  2. That looks so yummy. Do you like your bread maker? We’ve been thinking of buying one but can’t decide which.

  3. The gluten flour is a great idea. Whenever my husband has made whole wheat loaves or even half and half with white flour, they’ve come out very dense and crumbly. Ok for toast, but awful for sandwiches.
    And at least now I know that the gummy texture in our house is due to our impatience and not simply a feature of our homemade bread. Waiting until it cools will be a definite challenge.

  4. Back when I was married, I made almost all our bread — no bread machine, though. I think you’ve made me want to bake bread again…..

  5. RLB is indeed the queen of baking. That bread looks absolutely delicious!

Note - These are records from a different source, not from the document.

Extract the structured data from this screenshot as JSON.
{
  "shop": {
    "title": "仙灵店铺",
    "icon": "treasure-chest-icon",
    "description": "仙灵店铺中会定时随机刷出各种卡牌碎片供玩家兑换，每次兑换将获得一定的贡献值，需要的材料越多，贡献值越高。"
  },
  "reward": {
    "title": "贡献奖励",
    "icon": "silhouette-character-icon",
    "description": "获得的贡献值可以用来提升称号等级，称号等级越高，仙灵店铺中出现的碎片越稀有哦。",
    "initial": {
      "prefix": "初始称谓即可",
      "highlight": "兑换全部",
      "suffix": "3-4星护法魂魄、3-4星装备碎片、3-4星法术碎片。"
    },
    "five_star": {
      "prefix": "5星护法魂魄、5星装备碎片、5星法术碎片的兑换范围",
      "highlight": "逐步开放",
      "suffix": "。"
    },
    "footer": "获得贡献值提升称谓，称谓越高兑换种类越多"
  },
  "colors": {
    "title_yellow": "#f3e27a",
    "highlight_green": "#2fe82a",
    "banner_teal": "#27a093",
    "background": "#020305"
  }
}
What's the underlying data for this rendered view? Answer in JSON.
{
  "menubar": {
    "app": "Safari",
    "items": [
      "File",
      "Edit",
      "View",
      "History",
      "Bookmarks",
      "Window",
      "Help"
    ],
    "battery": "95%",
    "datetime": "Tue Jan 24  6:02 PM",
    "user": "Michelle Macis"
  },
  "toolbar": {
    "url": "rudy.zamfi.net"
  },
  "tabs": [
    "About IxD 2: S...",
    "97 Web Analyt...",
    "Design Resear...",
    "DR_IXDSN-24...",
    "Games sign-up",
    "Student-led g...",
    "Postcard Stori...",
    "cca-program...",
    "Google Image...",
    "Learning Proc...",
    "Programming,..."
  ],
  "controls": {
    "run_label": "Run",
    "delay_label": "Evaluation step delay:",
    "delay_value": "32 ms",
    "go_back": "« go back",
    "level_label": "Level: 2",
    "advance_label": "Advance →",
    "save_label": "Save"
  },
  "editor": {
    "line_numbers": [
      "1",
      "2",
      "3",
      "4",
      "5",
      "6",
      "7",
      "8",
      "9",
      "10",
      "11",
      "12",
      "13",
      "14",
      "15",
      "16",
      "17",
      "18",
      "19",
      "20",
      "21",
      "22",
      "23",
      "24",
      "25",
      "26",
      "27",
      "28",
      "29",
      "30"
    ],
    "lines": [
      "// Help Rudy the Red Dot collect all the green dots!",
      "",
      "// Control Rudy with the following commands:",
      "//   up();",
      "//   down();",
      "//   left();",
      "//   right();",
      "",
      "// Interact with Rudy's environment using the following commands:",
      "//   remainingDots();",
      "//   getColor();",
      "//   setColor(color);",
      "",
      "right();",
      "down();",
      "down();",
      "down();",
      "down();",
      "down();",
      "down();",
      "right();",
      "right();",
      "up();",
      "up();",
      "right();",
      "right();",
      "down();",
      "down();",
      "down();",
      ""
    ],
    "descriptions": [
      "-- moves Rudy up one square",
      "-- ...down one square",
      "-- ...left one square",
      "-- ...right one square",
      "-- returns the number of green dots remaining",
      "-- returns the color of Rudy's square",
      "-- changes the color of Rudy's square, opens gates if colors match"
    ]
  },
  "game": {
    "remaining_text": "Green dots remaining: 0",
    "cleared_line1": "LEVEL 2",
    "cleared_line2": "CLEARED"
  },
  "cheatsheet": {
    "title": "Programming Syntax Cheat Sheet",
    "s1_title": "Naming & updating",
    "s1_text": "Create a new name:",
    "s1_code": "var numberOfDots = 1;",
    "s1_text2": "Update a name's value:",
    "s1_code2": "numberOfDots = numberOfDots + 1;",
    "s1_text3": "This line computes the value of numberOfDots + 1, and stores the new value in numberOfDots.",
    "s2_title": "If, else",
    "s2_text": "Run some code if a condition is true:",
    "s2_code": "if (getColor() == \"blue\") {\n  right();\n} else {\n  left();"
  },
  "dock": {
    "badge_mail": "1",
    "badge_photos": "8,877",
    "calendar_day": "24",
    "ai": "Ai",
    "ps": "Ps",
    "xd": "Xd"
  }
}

Note to self: time to pull out the levain and get cracking.

  6. The bread looks yummy!
    Have you ever been to King Arthur’s store/factory/whatever you call it place in Vermont? If not, it is a “must do”. Very cool.

  7. Yummy bread. I used to make a lot of bread when I was in Colombia. But here in Utah I can’t get the yeast to rise right. I have tried all kinds of different brands. From what I have read I think it has to do with humidity . Now I will have to give it another try. The links are great! Thanks

  8. OMG! I have that same bread machine. I haven’t made bread in a long time. I need to get back into it. It was always such a treat, and Kenny (now 16) always liked it when I made “big bread.”
    I’ll have to try your recipe.
    Bake on,
    mk

  9. Ooh – that looks scrumptious. Makes me want to get a bread machine again. Mine died a few years ago and I haven’t resurrected it. Such great comfort food. Thanks for the recipe.

  10. What a delicious-looking bread. In the pre-bread-machine days, I liked the Bernard Clayton bread books. I made the dough in a Cuisinart food processor or in a Kitchenaid mixer. (And DH did add rice to his latest whole wheat bread.)

  11. oopsies…just saw that it IS a Zo. I’m going to give this recipe a try. I always have to use the dough cycle in this elevation. Great bread pics!

  12. Oh, that looks so yummy. I was in the habit of making bread when I was pregnant but since my daughter arrived in August, we’ve been living off of frozen soups. Bread doesn’t freeze as well. Maybe next weekend I’ll give your recipe a try – it’s so tempting!

  13. The bread looks fabulous! I love the smell of bread baking. We have a local bread factory near our house. When they are baking and you drive by… oh my goodness the smell is divine.